Work request:
Return every line of the entries that includes the word "placeholder".

Record set:
● ● ● ● ● ● ●

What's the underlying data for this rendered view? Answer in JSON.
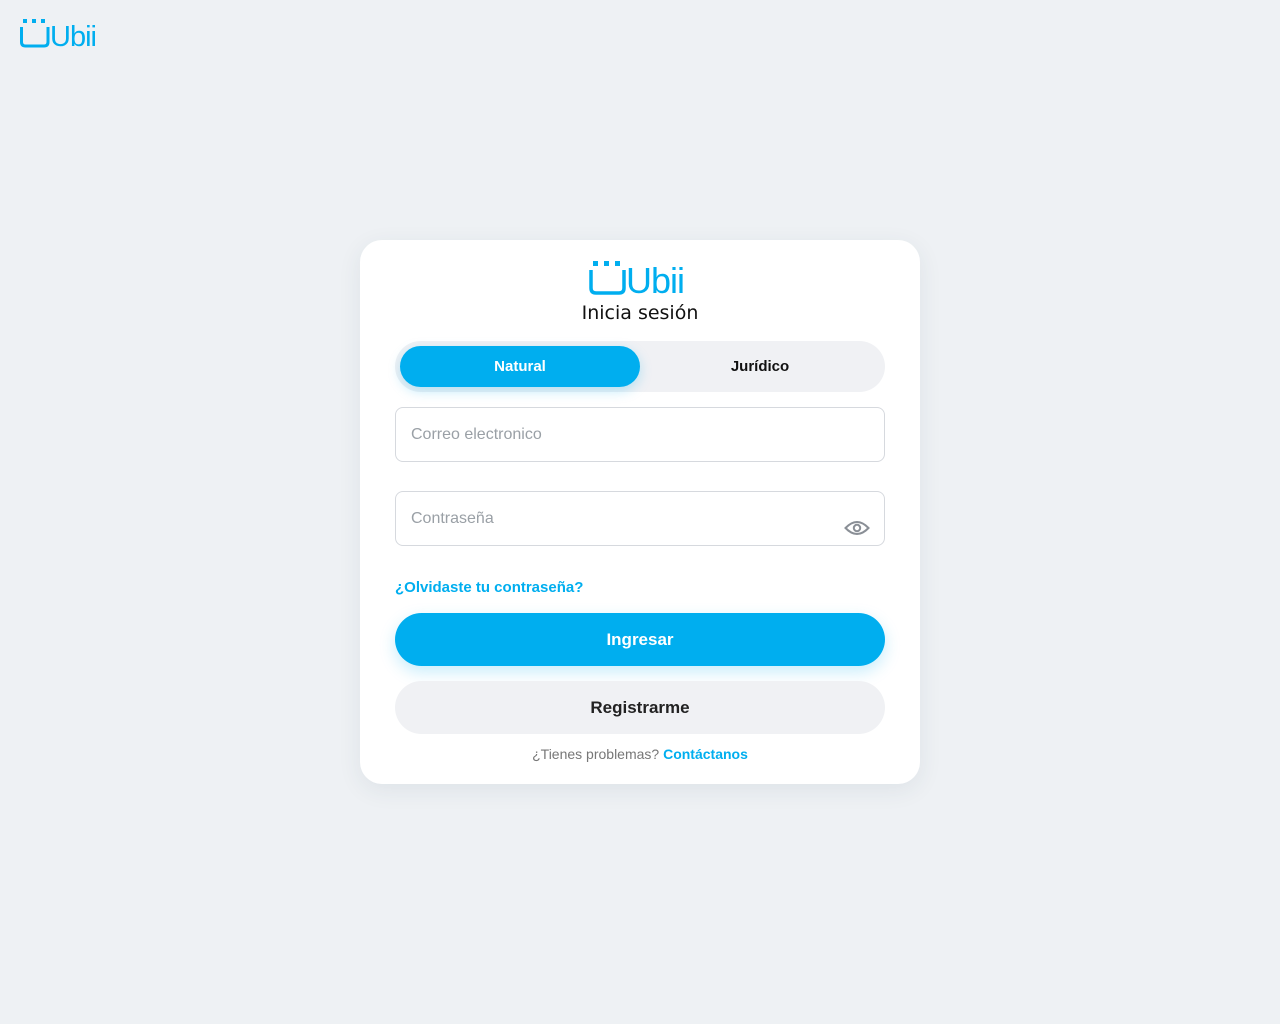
{
  "brand": {
    "name": "Ubii",
    "color": "#00aeef"
  },
  "login": {
    "title": "Inicia sesión",
    "account_types": [
      {
        "label": "Natural",
        "selected": true
      },
      {
        "label": "Jurídico",
        "selected": false
      }
    ],
    "email": {
      "placeholder": "Correo electronico",
      "value": ""
    },
    "password": {
      "placeholder": "Contraseña",
      "value": "",
      "toggle_icon": "eye-icon"
    },
    "forgot_link": "¿Olvidaste tu contraseña?",
    "submit_label": "Ingresar",
    "register_label": "Registrarme",
    "help_text": "¿Tienes problemas?",
    "help_link": "Contáctanos"
  }
}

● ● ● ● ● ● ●

Solved problem:
      "placeholder": "Correo electronico",
      "placeholder": "Contraseña",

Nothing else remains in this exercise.